Vanphongonline.vn – Literally meaning office online, it’s a Vietnamese version of Salesforce.com
Nhanh.vn – Meaning “Fast”, this site competes with Giao Hang Nhanh and Zship in the e-commerce logistics space.
123doc.vn – A book and e-book audio platform.
Pub.vn – An online video platform.
Suong.vn – A 9gag clone where users can share pictures and videos for fun.

Diep is especially interested in the potential of cloud services like Vanphongonline.vn, which he thinks can provide a more convenient service at lower cost. He sees startups that localize such services to the local market as a key area for growth. He thinks that the startup scene in Vietnam today shows a lot of passion and good ideas, but it also lacks key things that could bring it success: startups don’t know how to turn their ideas into money and can only envision a website.
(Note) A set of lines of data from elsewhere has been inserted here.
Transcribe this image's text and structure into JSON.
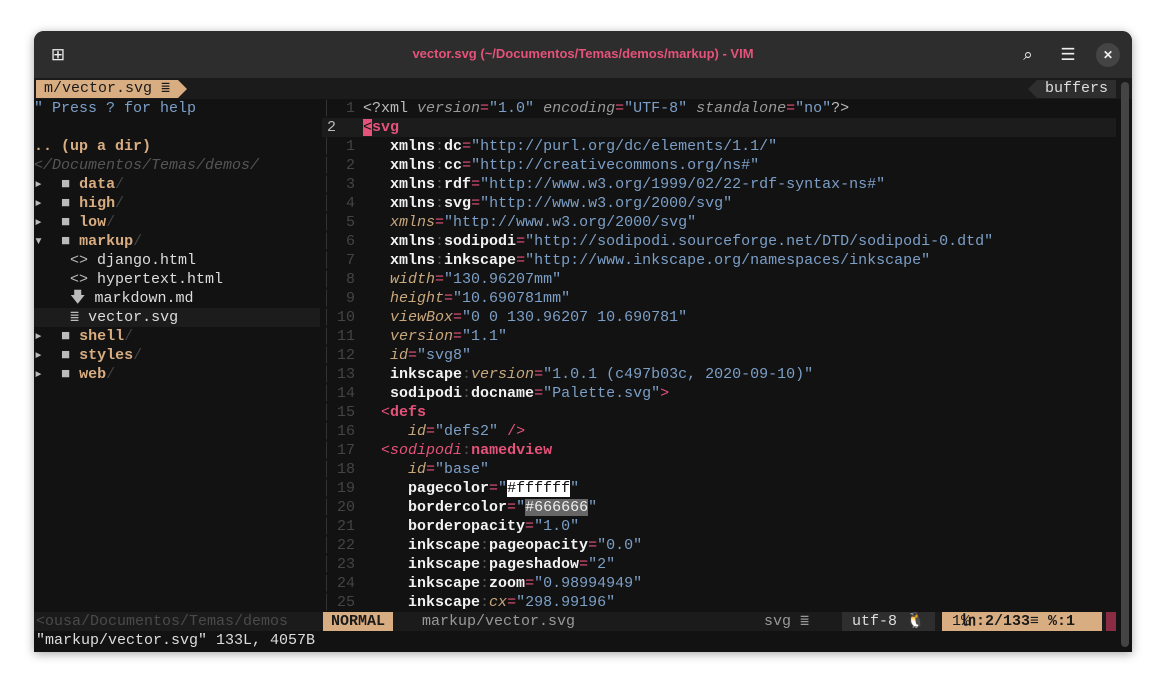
{
  "window": {
    "title": "vector.svg (~/Documentos/Temas/demos/markup) - VIM"
  },
  "tabline": {
    "current": "m/vector.svg",
    "buffers_label": "buffers"
  },
  "tree": {
    "help": "\" Press ? for help",
    "up": ".. (up a dir)",
    "cwd": "</Documentos/Temas/demos/",
    "items": [
      {
        "type": "dir",
        "arrow": "▸",
        "name": "data",
        "indent": 0
      },
      {
        "type": "dir",
        "arrow": "▸",
        "name": "high",
        "indent": 0
      },
      {
        "type": "dir",
        "arrow": "▸",
        "name": "low",
        "indent": 0
      },
      {
        "type": "dir",
        "arrow": "▾",
        "name": "markup",
        "indent": 0
      },
      {
        "type": "file",
        "icon": "<>",
        "icon_name": "code-icon",
        "name": "django.html"
      },
      {
        "type": "file",
        "icon": "<>",
        "icon_name": "code-icon",
        "name": "hypertext.html"
      },
      {
        "type": "file",
        "icon": "🡇",
        "icon_name": "markdown-icon",
        "name": "markdown.md"
      },
      {
        "type": "file",
        "icon": "≣",
        "icon_name": "file-lines-icon",
        "name": "vector.svg",
        "selected": true
      },
      {
        "type": "dir",
        "arrow": "▸",
        "name": "shell",
        "indent": 0
      },
      {
        "type": "dir",
        "arrow": "▸",
        "name": "styles",
        "indent": 0
      },
      {
        "type": "dir",
        "arrow": "▸",
        "name": "web",
        "indent": 0
      }
    ]
  },
  "editor": {
    "lines": [
      {
        "num": "1",
        "seg": [
          [
            "n",
            "<?xml "
          ],
          [
            "ni",
            "version"
          ],
          [
            "e",
            "="
          ],
          [
            "s",
            "\"1.0\" "
          ],
          [
            "ni",
            "encoding"
          ],
          [
            "e",
            "="
          ],
          [
            "s",
            "\"UTF-8\" "
          ],
          [
            "ni",
            "standalone"
          ],
          [
            "e",
            "="
          ],
          [
            "s",
            "\"no\""
          ],
          [
            "n",
            "?>"
          ]
        ]
      },
      {
        "num": "2",
        "current": true,
        "seg": [
          [
            "cursor",
            "<"
          ],
          [
            "t",
            "svg"
          ]
        ]
      },
      {
        "num": "1",
        "seg": [
          [
            "n",
            "   "
          ],
          [
            "a",
            "xmlns"
          ],
          [
            "p",
            ":"
          ],
          [
            "a",
            "dc"
          ],
          [
            "e",
            "="
          ],
          [
            "s",
            "\"http://purl.org/dc/elements/1.1/\""
          ]
        ]
      },
      {
        "num": "2",
        "seg": [
          [
            "n",
            "   "
          ],
          [
            "a",
            "xmlns"
          ],
          [
            "p",
            ":"
          ],
          [
            "a",
            "cc"
          ],
          [
            "e",
            "="
          ],
          [
            "s",
            "\"http://creativecommons.org/ns#\""
          ]
        ]
      },
      {
        "num": "3",
        "seg": [
          [
            "n",
            "   "
          ],
          [
            "a",
            "xmlns"
          ],
          [
            "p",
            ":"
          ],
          [
            "a",
            "rdf"
          ],
          [
            "e",
            "="
          ],
          [
            "s",
            "\"http://www.w3.org/1999/02/22-rdf-syntax-ns#\""
          ]
        ]
      },
      {
        "num": "4",
        "seg": [
          [
            "n",
            "   "
          ],
          [
            "a",
            "xmlns"
          ],
          [
            "p",
            ":"
          ],
          [
            "a",
            "svg"
          ],
          [
            "e",
            "="
          ],
          [
            "s",
            "\"http://www.w3.org/2000/svg\""
          ]
        ]
      },
      {
        "num": "5",
        "seg": [
          [
            "n",
            "   "
          ],
          [
            "i",
            "xmlns"
          ],
          [
            "e",
            "="
          ],
          [
            "s",
            "\"http://www.w3.org/2000/svg\""
          ]
        ]
      },
      {
        "num": "6",
        "seg": [
          [
            "n",
            "   "
          ],
          [
            "a",
            "xmlns"
          ],
          [
            "p",
            ":"
          ],
          [
            "a",
            "sodipodi"
          ],
          [
            "e",
            "="
          ],
          [
            "s",
            "\"http://sodipodi.sourceforge.net/DTD/sodipodi-0.dtd\""
          ]
        ]
      },
      {
        "num": "7",
        "seg": [
          [
            "n",
            "   "
          ],
          [
            "a",
            "xmlns"
          ],
          [
            "p",
            ":"
          ],
          [
            "a",
            "inkscape"
          ],
          [
            "e",
            "="
          ],
          [
            "s",
            "\"http://www.inkscape.org/namespaces/inkscape\""
          ]
        ]
      },
      {
        "num": "8",
        "seg": [
          [
            "n",
            "   "
          ],
          [
            "i",
            "width"
          ],
          [
            "e",
            "="
          ],
          [
            "s",
            "\"130.96207mm\""
          ]
        ]
      },
      {
        "num": "9",
        "seg": [
          [
            "n",
            "   "
          ],
          [
            "i",
            "height"
          ],
          [
            "e",
            "="
          ],
          [
            "s",
            "\"10.690781mm\""
          ]
        ]
      },
      {
        "num": "10",
        "seg": [
          [
            "n",
            "   "
          ],
          [
            "i",
            "viewBox"
          ],
          [
            "e",
            "="
          ],
          [
            "s",
            "\"0 0 130.96207 10.690781\""
          ]
        ]
      },
      {
        "num": "11",
        "seg": [
          [
            "n",
            "   "
          ],
          [
            "i",
            "version"
          ],
          [
            "e",
            "="
          ],
          [
            "s",
            "\"1.1\""
          ]
        ]
      },
      {
        "num": "12",
        "seg": [
          [
            "n",
            "   "
          ],
          [
            "i",
            "id"
          ],
          [
            "e",
            "="
          ],
          [
            "s",
            "\"svg8\""
          ]
        ]
      },
      {
        "num": "13",
        "seg": [
          [
            "n",
            "   "
          ],
          [
            "a",
            "inkscape"
          ],
          [
            "p",
            ":"
          ],
          [
            "i",
            "version"
          ],
          [
            "e",
            "="
          ],
          [
            "s",
            "\"1.0.1 (c497b03c, 2020-09-10)\""
          ]
        ]
      },
      {
        "num": "14",
        "seg": [
          [
            "n",
            "   "
          ],
          [
            "a",
            "sodipodi"
          ],
          [
            "p",
            ":"
          ],
          [
            "a",
            "docname"
          ],
          [
            "e",
            "="
          ],
          [
            "s",
            "\"Palette.svg\""
          ],
          [
            "e",
            ">"
          ]
        ]
      },
      {
        "num": "15",
        "seg": [
          [
            "n",
            "  "
          ],
          [
            "e",
            "<"
          ],
          [
            "t",
            "defs"
          ]
        ]
      },
      {
        "num": "16",
        "seg": [
          [
            "n",
            "     "
          ],
          [
            "i",
            "id"
          ],
          [
            "e",
            "="
          ],
          [
            "s",
            "\"defs2\" "
          ],
          [
            "e",
            "/>"
          ]
        ]
      },
      {
        "num": "17",
        "seg": [
          [
            "n",
            "  "
          ],
          [
            "e",
            "<"
          ],
          [
            "ti",
            "sodipodi"
          ],
          [
            "p",
            ":"
          ],
          [
            "t",
            "namedview"
          ]
        ]
      },
      {
        "num": "18",
        "seg": [
          [
            "n",
            "     "
          ],
          [
            "i",
            "id"
          ],
          [
            "e",
            "="
          ],
          [
            "s",
            "\"base\""
          ]
        ]
      },
      {
        "num": "19",
        "seg": [
          [
            "n",
            "     "
          ],
          [
            "a",
            "pagecolor"
          ],
          [
            "e",
            "="
          ],
          [
            "s",
            "\""
          ],
          [
            "hlw",
            "#ffffff"
          ],
          [
            "s",
            "\""
          ]
        ]
      },
      {
        "num": "20",
        "seg": [
          [
            "n",
            "     "
          ],
          [
            "a",
            "bordercolor"
          ],
          [
            "e",
            "="
          ],
          [
            "s",
            "\""
          ],
          [
            "hlg",
            "#666666"
          ],
          [
            "s",
            "\""
          ]
        ]
      },
      {
        "num": "21",
        "seg": [
          [
            "n",
            "     "
          ],
          [
            "a",
            "borderopacity"
          ],
          [
            "e",
            "="
          ],
          [
            "s",
            "\"1.0\""
          ]
        ]
      },
      {
        "num": "22",
        "seg": [
          [
            "n",
            "     "
          ],
          [
            "a",
            "inkscape"
          ],
          [
            "p",
            ":"
          ],
          [
            "a",
            "pageopacity"
          ],
          [
            "e",
            "="
          ],
          [
            "s",
            "\"0.0\""
          ]
        ]
      },
      {
        "num": "23",
        "seg": [
          [
            "n",
            "     "
          ],
          [
            "a",
            "inkscape"
          ],
          [
            "p",
            ":"
          ],
          [
            "a",
            "pageshadow"
          ],
          [
            "e",
            "="
          ],
          [
            "s",
            "\"2\""
          ]
        ]
      },
      {
        "num": "24",
        "seg": [
          [
            "n",
            "     "
          ],
          [
            "a",
            "inkscape"
          ],
          [
            "p",
            ":"
          ],
          [
            "a",
            "zoom"
          ],
          [
            "e",
            "="
          ],
          [
            "s",
            "\"0.98994949\""
          ]
        ]
      },
      {
        "num": "25",
        "seg": [
          [
            "n",
            "     "
          ],
          [
            "a",
            "inkscape"
          ],
          [
            "p",
            ":"
          ],
          [
            "i",
            "cx"
          ],
          [
            "e",
            "="
          ],
          [
            "s",
            "\"298.99196\""
          ]
        ]
      }
    ]
  },
  "statusline": {
    "tree_path": "<ousa/Documentos/Temas/demos",
    "mode": "NORMAL",
    "file": "markup/vector.svg",
    "filetype": "svg ≣",
    "encoding": "utf-8 🐧",
    "percent": "1%",
    "position": "㏑:2/133≡ %:1"
  },
  "cmdline": {
    "message": "\"markup/vector.svg\" 133L, 4057B"
  },
  "colors": {
    "accent": "#d9ad82",
    "tag": "#e5527a",
    "string": "#7c9fc7",
    "background": "#121212"
  }
}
They think about how to make a website, with all these technologies, but when they’re asked how they will make money, they answer in a very unclear or ambiguous way. They copy a foreign model but lack creativity and adaptation, so they all die.

But he does have five pieces of advice for young startups in Vietnam:
1. Be realistic. Think about a model that can earn money first.
2. Stay hungry. Always think about cost savings. Minimize costs to survive.
3. Always observe and follow the changes of the market; adapt to the
current market scenario.
4. Always think as consumers. Observe and meet their needs.
5. Don’t completely copy successful foreign business models. Learn and customize them locally.

(Editing by Paul Bischoff)

Source: http://www.techinasia.com/indepth-interview-ceo-vietnams-biggest-ecommerce-site-vat-gia/